The second way you are protected under the PID Act is in relation to threatened or actual reprisal action that may occur because you have made a disclosure. Reprisal action includes any form of adverse treatment in the workplace, such as disciplinary action or dismissal. However, it is broader than that and also includes any form of injury, loss or damage, such as actual or threatened physical injury or your reputation being defamed. If you consider that such action has been, or may be, taken against you then you should inform the Commission immediately. Under the PID Act it is possible to seek a court order to prevent a person from taking reprisal action against someone for having made a disclosure. If the action has already occurred, then the person who engaged in the reprisal action may be prosecuted.

Guidance and advice

The Assessment Officer designated to manage your matter can provide you with further information or advice, so please feel free to contact them. However, they are not able to provide you with legal advice.

In addition, the Commission has established a Public Interest Disclosures Committee, comprised of senior ICAC staff drawn from the Assessments, Legal, Investigation and Corruption Prevention areas.
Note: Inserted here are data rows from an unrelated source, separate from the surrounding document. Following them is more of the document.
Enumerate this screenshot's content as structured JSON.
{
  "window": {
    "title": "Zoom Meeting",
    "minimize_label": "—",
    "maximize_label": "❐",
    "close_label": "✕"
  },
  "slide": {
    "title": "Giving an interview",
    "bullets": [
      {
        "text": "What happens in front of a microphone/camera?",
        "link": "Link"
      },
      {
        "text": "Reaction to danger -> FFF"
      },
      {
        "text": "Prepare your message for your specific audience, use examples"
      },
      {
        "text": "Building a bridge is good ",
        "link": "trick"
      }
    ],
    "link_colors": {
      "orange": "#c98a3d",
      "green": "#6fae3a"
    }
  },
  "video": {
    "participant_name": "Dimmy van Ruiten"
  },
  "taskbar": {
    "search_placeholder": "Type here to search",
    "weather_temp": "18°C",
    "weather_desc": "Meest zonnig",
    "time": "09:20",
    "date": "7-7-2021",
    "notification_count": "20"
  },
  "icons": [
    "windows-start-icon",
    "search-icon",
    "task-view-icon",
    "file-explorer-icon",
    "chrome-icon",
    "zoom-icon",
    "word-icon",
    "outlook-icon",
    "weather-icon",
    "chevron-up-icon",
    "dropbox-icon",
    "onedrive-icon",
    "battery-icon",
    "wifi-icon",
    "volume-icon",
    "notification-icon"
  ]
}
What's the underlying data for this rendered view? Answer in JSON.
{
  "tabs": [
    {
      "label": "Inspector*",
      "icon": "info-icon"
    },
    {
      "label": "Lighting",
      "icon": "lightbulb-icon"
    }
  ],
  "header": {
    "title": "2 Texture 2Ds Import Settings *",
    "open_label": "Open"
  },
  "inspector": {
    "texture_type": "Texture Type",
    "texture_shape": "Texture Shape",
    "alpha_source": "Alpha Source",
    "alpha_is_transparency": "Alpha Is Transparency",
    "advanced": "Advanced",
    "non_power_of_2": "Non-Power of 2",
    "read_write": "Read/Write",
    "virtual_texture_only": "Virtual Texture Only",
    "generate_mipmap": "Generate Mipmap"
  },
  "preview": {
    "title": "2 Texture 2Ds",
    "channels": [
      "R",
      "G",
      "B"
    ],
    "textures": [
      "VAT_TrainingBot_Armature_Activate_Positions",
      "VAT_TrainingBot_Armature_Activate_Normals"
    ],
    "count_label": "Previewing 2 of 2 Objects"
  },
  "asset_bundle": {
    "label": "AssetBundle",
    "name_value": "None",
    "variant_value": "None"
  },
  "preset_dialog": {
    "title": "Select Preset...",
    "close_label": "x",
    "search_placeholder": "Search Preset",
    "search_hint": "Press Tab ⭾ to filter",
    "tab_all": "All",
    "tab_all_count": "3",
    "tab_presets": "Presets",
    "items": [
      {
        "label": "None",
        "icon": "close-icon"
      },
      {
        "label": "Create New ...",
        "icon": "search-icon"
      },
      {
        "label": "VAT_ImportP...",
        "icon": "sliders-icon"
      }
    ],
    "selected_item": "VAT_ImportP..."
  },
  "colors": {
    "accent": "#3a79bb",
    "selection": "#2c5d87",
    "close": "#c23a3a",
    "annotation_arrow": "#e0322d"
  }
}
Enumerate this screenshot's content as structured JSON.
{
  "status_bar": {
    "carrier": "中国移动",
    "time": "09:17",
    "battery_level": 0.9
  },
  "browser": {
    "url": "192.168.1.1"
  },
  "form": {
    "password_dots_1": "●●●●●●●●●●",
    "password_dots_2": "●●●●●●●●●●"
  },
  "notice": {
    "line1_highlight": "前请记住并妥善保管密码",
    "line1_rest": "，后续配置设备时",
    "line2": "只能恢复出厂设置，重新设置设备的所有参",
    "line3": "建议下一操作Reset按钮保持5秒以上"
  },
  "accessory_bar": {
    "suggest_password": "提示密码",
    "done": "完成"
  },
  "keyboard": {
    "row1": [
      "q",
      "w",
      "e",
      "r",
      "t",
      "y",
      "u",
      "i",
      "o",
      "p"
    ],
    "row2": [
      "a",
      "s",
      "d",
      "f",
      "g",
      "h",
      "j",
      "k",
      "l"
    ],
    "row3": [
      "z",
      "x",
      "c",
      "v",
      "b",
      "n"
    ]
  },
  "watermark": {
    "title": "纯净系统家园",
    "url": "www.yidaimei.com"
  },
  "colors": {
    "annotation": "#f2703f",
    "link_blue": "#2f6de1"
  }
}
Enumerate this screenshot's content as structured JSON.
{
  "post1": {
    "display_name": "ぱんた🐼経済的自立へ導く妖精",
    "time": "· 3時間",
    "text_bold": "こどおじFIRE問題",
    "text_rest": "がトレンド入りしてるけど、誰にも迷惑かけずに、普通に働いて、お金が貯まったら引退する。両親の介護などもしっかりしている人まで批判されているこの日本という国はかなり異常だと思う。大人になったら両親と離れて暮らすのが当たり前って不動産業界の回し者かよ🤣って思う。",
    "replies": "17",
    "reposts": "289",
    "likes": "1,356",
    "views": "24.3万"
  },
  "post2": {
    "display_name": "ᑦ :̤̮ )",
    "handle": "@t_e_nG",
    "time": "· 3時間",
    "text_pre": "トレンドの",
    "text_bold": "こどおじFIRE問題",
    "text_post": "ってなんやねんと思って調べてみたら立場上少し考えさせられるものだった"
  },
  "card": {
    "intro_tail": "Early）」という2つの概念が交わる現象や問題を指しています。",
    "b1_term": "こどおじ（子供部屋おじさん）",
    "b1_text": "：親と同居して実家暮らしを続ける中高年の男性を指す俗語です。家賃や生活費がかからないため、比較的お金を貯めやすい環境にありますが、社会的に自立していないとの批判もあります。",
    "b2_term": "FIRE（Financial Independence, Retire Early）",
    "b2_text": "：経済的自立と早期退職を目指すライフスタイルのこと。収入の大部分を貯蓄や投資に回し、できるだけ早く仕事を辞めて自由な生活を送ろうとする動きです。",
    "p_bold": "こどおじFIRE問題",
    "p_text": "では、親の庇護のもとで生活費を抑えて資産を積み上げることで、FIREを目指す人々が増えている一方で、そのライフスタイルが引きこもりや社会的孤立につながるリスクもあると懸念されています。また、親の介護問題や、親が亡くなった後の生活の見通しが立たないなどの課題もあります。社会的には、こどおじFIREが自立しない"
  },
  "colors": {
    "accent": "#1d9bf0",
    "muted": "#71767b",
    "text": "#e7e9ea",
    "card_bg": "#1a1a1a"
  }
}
As well as providing advice to the Commissioner on matters relating to the PID Act and monitoring ICAC staff training in PID Act matters, that committee's role is to provide general guidance and support to whistleblowers who wish to discuss general concerns about workplace or welfare issues.

You can contact a committee member by calling 1800 463 909 or 02 8281 5999. If you prefer, you can email the committee at pid@icac.nsw.gov.au and ask that a committee member contacts you. The committee member will discuss your concerns confidentially and you are welcome to contact them at any stage, even if the Commission has determined not to investigate your concerns.